The remote nature of most high-quality observing sites exacerbates this problem. BBN maintains only a small field office in Hawaii, making HDR maintenance costly and time-consuming. A truly remote site, which would most benefit from remote observing techniques, also requires the highest degree of robustness from the equipment. In our opinion, the ACTS system is insufficiently robust to provide true remote observing with large (i.e., highly competitive) telescopes, due primarily to its limited scope and experimental nature. However, one of the ACTS Project's primary goals is to stimulate commercial high-speed communications satellite development. These systems may eventually play a role in remote astronomical observing systems.
Another difficulty we have encountered is that the transmitters in the ACTS HDR stations are not designed to run continuously, due to the finite lifetime of certain critical components, but rather must be switched on and off as needed. This method of operation demands human intervention at the beginning and end of every satellite session, a procedure that has been non-trivial to organize and would prove difficult in more remote observatory locations. The Hawaii location itself poses an additional problem due to the large yearly rainfall at the location of the HDR in Honolulu. Because the uplink frequency of 30 GHz at which ACTS operates is highly susceptible to rain fade, we have lost several runs in the past year due to rain in Honolulu. In essence, the use of the ACTS system for remote observing adds a weather constraint such that it must be clear (i.e., not raining) at both of the ground station sites, as well as at the observatory itself!
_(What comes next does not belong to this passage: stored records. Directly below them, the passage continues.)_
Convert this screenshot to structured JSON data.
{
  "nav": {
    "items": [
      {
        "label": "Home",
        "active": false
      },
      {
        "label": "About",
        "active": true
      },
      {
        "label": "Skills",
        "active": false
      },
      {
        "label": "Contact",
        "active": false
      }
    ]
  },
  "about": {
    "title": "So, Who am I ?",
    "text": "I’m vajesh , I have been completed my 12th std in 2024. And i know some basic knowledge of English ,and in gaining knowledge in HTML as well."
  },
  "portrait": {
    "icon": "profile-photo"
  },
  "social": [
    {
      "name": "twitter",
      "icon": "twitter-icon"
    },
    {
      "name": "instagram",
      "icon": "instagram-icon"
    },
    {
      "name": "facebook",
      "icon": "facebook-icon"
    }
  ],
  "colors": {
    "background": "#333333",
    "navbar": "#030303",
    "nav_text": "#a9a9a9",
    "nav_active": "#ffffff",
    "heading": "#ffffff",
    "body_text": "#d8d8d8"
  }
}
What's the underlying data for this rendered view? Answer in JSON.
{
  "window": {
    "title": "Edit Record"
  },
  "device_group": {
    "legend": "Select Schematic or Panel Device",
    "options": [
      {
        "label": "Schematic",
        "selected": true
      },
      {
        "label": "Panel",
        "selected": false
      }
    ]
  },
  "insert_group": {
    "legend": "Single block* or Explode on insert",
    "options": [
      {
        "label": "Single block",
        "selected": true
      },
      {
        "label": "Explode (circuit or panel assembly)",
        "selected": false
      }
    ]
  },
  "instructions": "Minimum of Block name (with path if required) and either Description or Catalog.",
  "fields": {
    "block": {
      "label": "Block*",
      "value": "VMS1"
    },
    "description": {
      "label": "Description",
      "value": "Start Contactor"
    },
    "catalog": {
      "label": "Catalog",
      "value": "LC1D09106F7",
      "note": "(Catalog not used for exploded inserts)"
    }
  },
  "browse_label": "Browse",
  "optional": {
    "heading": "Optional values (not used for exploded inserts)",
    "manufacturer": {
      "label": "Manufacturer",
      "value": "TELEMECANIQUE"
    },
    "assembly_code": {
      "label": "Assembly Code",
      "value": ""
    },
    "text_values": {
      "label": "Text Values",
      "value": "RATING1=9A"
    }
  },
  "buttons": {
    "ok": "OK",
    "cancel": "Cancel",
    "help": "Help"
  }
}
Noting ACTS rain fade compensation capabilities, we suggest that this is another area in which future commercial high-speed communications satellites may provide improvements.